“One thing that I found out about the military, it makes you look at yourself,” Wingo added. “It makes you take a self inventory of yourself. It forces you to look at the things you can do and the things you cannot do. It shows you the limits that you have.”

The limitations and expenses of most workplaces don’t involve death. Those who signed up for the ultimate sacrifice face his or her demise often.

“Another thing about being in the military it forces you to work with other members as a team,” Wingo noted. “One thing I’ve learned in life, no one goes at it alone. A lot of people today in our society feel they can make it on their own. But you do need somebody to help you along the way.

“Teamwork is very important because it seems our society has gotten away from that concept of working together as one,” he continued. “It takes more than one person to get the job done or get the mission done. In the military to try not to form a real emotional bond. You never know because that person you formed the bond with could be gone that same day. You go out on a mission, you don’t know what to expect. You might not be coming back or the person next to you is coming back.”

Wingo feels blessed to be back stateside and was humbled by his experiences overseas. These days Wingo takes those life lessons and applies them to his everyday life including staying physically fit.

“For me it’s more of a lifestyle,” he said. “Being fit is not a trend, it’s not a fab. It’s a sacrifice. If you want to be fit you have to make time for it with the diet and the training. The rest and recovery is all part of what are you willing to give up to be a part of this. That’s what it is in the military. What are you willing to sacrifice to make sure the mission is accomplished?

“Because only the military is where we plan for acceptable losses,” Wingo continued. “Not in the civilian world we plan for acceptable losses. We want every soldier, sailor, marine or seaman to come home. But it doesn’t work that way. That’s the reason we train and physical fitness is a big part of that.”

Wingo said everyday he lives and is able to train his body is a small tribute to those who didn’t come back home from any war America has fought.

“That’s the biggest sacrifice a person could give is serving in the military because your life is on the line,” he concluded. “You never accept the losses that you go through when you lose a soldier, airmen, marine and sailor. It’s always in the back of your mind no matter that training, you have to face it.”
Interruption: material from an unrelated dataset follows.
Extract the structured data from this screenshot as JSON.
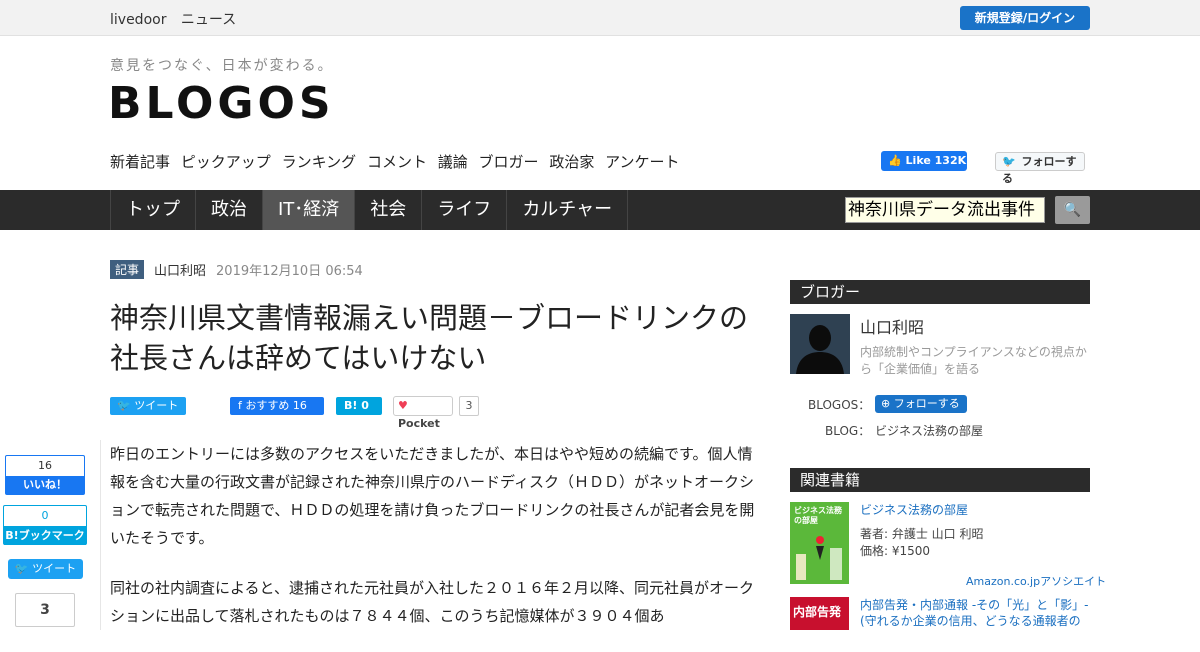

Written by Thomas Sellers Jr., editor of the Millington Star. Contact him at (901) 872-2286 or via email to